Problem — When a line in the records includes the string "color", it goes into the tally; report that tally alone.

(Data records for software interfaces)
BEGIN

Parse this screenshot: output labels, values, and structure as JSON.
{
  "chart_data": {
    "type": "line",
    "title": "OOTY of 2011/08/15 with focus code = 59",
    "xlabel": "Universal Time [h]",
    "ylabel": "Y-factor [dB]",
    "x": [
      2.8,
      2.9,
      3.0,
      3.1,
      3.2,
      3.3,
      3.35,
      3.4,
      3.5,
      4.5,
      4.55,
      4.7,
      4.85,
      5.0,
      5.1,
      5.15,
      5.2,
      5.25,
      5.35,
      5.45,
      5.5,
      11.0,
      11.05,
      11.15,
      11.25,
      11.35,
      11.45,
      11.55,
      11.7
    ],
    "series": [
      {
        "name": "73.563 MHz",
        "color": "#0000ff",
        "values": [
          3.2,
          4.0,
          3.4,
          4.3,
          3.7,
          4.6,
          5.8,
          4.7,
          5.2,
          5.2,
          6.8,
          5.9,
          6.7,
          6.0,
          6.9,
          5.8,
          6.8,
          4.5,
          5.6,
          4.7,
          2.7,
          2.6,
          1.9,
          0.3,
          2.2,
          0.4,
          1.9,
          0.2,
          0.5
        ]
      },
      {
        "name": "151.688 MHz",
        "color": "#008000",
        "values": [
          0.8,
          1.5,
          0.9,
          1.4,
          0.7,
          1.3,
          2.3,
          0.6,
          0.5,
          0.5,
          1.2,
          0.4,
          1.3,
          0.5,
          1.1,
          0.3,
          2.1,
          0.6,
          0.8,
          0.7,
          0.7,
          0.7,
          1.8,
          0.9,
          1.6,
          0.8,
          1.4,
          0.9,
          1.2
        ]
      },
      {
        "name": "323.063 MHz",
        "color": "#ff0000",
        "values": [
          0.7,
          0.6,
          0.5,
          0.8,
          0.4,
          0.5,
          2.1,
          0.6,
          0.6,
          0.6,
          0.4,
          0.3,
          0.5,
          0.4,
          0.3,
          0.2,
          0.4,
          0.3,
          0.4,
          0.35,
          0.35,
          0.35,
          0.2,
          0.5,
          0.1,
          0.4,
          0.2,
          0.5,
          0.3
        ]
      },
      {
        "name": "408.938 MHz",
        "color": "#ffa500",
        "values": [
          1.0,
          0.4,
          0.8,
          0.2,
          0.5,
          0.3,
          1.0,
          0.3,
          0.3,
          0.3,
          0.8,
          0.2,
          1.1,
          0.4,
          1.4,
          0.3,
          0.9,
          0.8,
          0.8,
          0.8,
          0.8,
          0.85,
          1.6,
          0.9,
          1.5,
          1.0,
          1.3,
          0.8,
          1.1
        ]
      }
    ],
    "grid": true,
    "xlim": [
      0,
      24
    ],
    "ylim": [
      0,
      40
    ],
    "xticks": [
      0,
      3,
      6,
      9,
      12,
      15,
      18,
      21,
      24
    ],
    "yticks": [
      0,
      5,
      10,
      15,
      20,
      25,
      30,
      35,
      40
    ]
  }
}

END

Answer to this task — 4